Amin v Queensland Police Service

In this case, the appellant was convicted, by his plea of guilty, of three offences of making a false statutory declaration by falsely stating that he was not the driver of a motor vehicle at the time that it was detected by a camera for speeding offences. He did this to avoid demerit points and fines.

The presiding magistrate imposed a global fine of $2,500 and ordered that convictions be recorded for each offence.

The appellant appealed against the recording of convictions, arguing that it was manifestly excessive and that it would affect his employment opportunities especially his ability to be able to practice as a medical professional. He also submitted that he had limited criminal history, had shown remorse, had paid the fines, and had a disadvantaged background.

The District Court dismissed his appeal and confirmed the recording of convictions. The Court held that making a false statutory declaration was a serious offence that involved dishonesty and deception, and that the recording of convictions was within range and not manifestly excessive. The Court also noted that the appellant had made three false statutory declarations on separate occasions, which showed a pattern of offending. The Court found that the offences the offences were serious and strike at the heart of the administration of justice.

 

Frequently Asked Questions (FAQ)

What is the purpose of Section 11 of the Statutory Declarations Act (Cth)?

Section 11 ensures that individuals making statutory declarations are aware of the content and consequences of their statements. It emphasizes the seriousness of making false declarations and outlines penalties for such actions.

 

What are the penalties for making a false statutory declaration?

Penalties for making a false statutory declaration can include imprisonment or fines, as outlined in the relevant legislation.

 

Why is understanding the content of a statutory declaration important?

Understanding the content of a statutory declaration is crucial to ensure that declarants are fully aware of the truthfulness of their statements.
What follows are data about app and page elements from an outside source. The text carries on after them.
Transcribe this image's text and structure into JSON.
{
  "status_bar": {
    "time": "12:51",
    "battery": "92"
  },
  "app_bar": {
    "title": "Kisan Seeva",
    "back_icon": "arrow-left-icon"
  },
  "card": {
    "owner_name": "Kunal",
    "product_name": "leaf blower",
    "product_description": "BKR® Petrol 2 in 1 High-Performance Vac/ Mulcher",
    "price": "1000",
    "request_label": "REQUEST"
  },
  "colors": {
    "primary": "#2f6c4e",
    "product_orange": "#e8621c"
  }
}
It helps maintain the integrity of legal processes and prevents the submission of false information.

 

Who can witness a statutory declaration?

A statutory declaration can be witnessed by any person who is authorised by law to do so. This includes justices of peace, lawyers, police officers, doctors, teachers, accountants, engineers, pharmacists, and many other professionals. A full list of authorised witnesses can be found on the Commonwealth Attorney-General's Department website.

 

What is the maximum penalty for making a false statement in a statutory declaration?

The maximum penalty for making a false statement in a statutory declaration is imprisonment for 4 years.

 

What is the difference between a statutory declaration and an affidavit?

A statutory declaration is a formal statement of facts made under oath or affirmation, while an affidavit is a formal statement of facts made under oath. The main difference between the two is that a statutory declaration can be made in front of a witness, while an affidavit must be made in front of a Justice of the Peace, Commissioner of Declaration or a Lawyer.

 

Summary

Section 11 of the Statutory Declarations Act (Cth) makes it an offence to intentionally make a false statement in a statutory declaration. The maximum penalty for this offence is imprisonment for 4 years. It is important to be aware of the consequences of making a false statement in a statutory declaration, as the penalties can be severe. If you are unsure about whether or not you can make a statutory declaration, it is always best to seek legal advice.

Remember, the information provided in this article is intended for general informational purposes only and is not a substitute for legal advice.

Read 272 times Last modified on Thursday, 10 August 2023 17:38
Steven Brough

Steven Brough is a criminal defence lawyer and founder of Clarity Law with over 22 years experience he has appeared in almost every court in Queensland representing clients charged with criminal offences and getting them the best outcome possible.